Why Is Our U.S. Phone Book App So Popular in the Middle East?
The news has been filled recently with reports of vicious attacks on people exercising their freedom of expression. (The public lashing of blogger Raif Badawi for criticizing Islam in Saudi Arabia or the Charlie Hedbo shooting by radical Muslims in France come to mind.) While heartbreaking, these tragedies can also remind us how precious (and precarious) such freedom really is.
That's why we found it oddly curious that so many of our new users come from some of the world's most oppressive Muslim countries, in particular Saudi Arabia. What's behind their interest in CallerSmart, our iPhone caller ID app that's only available in the U.S.? And does the fact that these users secretly come from places where there are draconian limits on their freedom of expression have anything to do with it?
Why Would Someone in Saudi Arabia Download a U.S. Phone Book App?
The answer to this question surprised us, although it's as old as the birds and the bees. Saudi Arabia is one of the most restrictive nations on the planet, especially when it comes to men and women who aren't family interacting.
Strict separation of the sexes is the norm in Saudi Arabia, which is governed by Sharia law, a 9th century interpretation of the Qur'an (Islam's holiest book). To enforce such separation, Saudi Arabia has a state-run morality police, whose sole purpose is to keep the sexes apart so nothing scandalous can occur.
This totalitarian moritality police regularly arrest Saudi men for speaking publicly to any woman that's not a family member. Single men and women are forbidden to mingle without a chaperone present. Women are publicly covered from head to toe in a burka and they are kept separate from men at stores, restaurants, and mosques. There is nowhere for men and women who aren't family to casually meet and interact. When the freedom to express yourself by talking with anyone you'd like from the opposite sex is forbidden, it's an extremely tough scene to meet someone new.
(Though Twitter is super popular, encrypted, private messaging apps like Skype and WhatsApp are also banned in Saudi Arabia because they can be used to flirt. And don't even think about Tinder; it's banned too.)
But because nature always finds a way, even under the oppressive eye of Saudi authorities, single Saudis are putting in the work.
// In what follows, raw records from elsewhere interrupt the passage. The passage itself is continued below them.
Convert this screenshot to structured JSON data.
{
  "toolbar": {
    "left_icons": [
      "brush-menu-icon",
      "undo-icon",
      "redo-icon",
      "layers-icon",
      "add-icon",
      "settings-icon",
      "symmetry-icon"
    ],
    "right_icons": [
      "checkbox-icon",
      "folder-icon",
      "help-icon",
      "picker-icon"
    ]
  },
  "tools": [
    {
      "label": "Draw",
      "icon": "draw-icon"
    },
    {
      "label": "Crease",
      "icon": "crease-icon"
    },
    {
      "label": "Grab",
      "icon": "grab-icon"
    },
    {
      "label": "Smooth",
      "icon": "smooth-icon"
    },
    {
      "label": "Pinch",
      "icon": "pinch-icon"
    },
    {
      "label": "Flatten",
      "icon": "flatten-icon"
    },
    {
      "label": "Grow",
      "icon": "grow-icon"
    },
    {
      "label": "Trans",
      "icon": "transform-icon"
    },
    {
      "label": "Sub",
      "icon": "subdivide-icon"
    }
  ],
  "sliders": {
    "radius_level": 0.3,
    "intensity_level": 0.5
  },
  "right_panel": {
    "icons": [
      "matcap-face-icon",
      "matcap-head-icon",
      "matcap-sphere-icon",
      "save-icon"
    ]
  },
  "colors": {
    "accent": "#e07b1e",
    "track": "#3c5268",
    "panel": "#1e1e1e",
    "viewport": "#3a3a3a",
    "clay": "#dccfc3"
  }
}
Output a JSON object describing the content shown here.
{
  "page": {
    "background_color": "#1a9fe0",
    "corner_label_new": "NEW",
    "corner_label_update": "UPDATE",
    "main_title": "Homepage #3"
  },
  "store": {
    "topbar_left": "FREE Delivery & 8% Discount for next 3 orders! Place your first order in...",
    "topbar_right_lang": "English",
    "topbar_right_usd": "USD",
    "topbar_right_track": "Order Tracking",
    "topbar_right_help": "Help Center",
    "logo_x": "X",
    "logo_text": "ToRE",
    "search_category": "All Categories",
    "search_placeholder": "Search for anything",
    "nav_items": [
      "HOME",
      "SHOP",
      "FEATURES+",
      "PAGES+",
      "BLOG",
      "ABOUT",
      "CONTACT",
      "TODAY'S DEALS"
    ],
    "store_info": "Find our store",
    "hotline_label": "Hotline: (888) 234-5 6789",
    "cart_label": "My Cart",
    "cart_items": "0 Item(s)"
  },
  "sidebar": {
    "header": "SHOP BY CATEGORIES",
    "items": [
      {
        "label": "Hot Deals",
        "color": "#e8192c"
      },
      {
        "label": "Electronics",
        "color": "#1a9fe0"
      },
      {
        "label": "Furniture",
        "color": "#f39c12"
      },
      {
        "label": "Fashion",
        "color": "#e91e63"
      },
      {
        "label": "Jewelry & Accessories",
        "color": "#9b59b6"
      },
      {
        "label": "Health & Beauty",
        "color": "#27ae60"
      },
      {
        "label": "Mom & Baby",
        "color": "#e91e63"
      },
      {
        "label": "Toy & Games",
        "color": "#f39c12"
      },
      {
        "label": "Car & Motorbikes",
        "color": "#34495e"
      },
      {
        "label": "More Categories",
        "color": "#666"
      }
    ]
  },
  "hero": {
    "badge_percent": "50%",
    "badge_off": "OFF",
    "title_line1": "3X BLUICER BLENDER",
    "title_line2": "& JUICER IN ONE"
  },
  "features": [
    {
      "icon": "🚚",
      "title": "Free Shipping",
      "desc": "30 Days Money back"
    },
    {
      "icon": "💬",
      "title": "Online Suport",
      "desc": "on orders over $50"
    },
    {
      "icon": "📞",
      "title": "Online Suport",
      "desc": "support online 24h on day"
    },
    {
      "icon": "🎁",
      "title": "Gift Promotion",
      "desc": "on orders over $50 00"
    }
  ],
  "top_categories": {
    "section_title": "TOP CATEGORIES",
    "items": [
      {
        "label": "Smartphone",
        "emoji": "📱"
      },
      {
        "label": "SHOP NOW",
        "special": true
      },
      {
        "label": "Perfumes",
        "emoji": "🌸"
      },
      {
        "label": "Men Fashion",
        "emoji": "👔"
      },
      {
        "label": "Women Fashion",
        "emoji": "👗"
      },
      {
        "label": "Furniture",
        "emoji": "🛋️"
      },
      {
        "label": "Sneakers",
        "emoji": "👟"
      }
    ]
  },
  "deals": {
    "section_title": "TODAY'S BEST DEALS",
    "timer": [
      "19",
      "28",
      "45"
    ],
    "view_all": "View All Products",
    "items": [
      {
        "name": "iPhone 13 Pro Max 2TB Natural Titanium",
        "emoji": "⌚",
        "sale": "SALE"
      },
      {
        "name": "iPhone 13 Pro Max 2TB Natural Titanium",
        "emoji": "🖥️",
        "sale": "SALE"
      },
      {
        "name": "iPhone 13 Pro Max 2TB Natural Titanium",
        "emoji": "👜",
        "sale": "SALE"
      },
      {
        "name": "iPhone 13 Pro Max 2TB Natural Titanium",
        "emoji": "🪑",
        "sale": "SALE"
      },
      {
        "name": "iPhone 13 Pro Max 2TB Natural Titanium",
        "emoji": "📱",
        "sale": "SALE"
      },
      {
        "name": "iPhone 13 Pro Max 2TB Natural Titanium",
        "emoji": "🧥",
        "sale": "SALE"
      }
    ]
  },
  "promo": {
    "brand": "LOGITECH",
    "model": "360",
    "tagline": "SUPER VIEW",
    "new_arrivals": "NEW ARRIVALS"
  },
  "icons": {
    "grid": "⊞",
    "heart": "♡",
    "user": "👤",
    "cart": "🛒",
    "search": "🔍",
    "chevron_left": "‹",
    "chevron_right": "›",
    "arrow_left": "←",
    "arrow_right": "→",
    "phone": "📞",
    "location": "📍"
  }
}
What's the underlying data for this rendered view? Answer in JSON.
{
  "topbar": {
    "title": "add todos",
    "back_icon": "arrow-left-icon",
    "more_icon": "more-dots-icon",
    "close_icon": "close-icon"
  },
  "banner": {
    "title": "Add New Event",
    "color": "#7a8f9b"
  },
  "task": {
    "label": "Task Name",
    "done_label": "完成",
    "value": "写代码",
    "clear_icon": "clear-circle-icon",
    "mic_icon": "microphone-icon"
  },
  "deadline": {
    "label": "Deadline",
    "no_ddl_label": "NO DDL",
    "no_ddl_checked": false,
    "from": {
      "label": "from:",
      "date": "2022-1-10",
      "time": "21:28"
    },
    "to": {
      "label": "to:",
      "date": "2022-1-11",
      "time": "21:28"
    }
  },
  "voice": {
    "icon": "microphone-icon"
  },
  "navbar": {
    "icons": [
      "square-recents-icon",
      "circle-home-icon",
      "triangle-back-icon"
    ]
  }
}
As the HuffPost explains, Saudi men call random numbers in hopes of reaching someone that they can chat and flirt with. Men will even drop their phone numbers on scraps of paper from cars within sight of a woman, with the hopes that a) she is single, b) she will actually pick up the paper and c) she will then call them.
(The unattached members of our team would surely die single and alone, because this sounds like a ton of work.)
Given this sort of dating environment, if you're a single Saudi woman with a newfound scrap of paper that's got a telephone number written on it, how do you learn more about that mysterious man before you call him? Or if you're a single Saudi man and are tired of dialing random phone numbers, how do you up your chances at "getting lucky" i.e. finding a woman on the other end of your shot-in-the-dark calls that might actually be interested in talking with you?
Answer: You download a caller ID app; which lets you type in an unknown U.S. phone number and find the owner's full name and address plus crowd-sourced info about that person.
How Far do Saudis Go in Order to Hack Into Apple's U.S. App Store?
The only hiccup here is that our app only works for U.S. phone numbers. We didn't build it to handle users from Saudi Arabia, or users from any of the other Middle Eastern countries, that download our app.
(Though Saudi Arabia leads the charge, almost 25% of all of our new app downloads come from the Middle East. Saudi Arabia is first, followed by Iraq (3% of all downloads), Kuwait (3%), Qatar (2%), Egypt (1%), Morocco (1%), UAE (1%), and Lebanon (1%).)
The fact that our app doesn't work in the Middle East hasn't stopped this ongoing flood of new downloads though. Given how hard it is to talk with someone of the opposite sex that's not family, it's not that surprising to also learn that Saudi users are willing to "hack into" the U.S. App Store to get our app.
That's right. If you're outside the U.S. and you want to download an app from the U.S. App Store, you have to jump through some hoops. First, create a fake email address. Then, use it (along with a fake U.S. address) to get a new Apple ID - all so you can access the U.S. App Store. Apple purposely tries to stop this sort of thing by maintaining country-specific App Stores, though when you're desperate for a date, these sort of restrictions just don't matter!
The lengths that someone from Saudi Arabia, or any of the other Middle Eastern countries which we see so many downloads from, will go to just to get access to an app like CallerSmart reminds us that our human desires to want to express ourselves, to be seen for who we are, and to find love are universal. It's heartbreaking to see users from these Middle Eastern countries download our app because we know that our app can't help them.
It's also a reminder how important our freedom of expression is. Our misguided Saudi users remind us how far people will go to get it. And tragic attacks on freedom of expression from around the world reminds us that others will go so far as to kill in order to suppress it.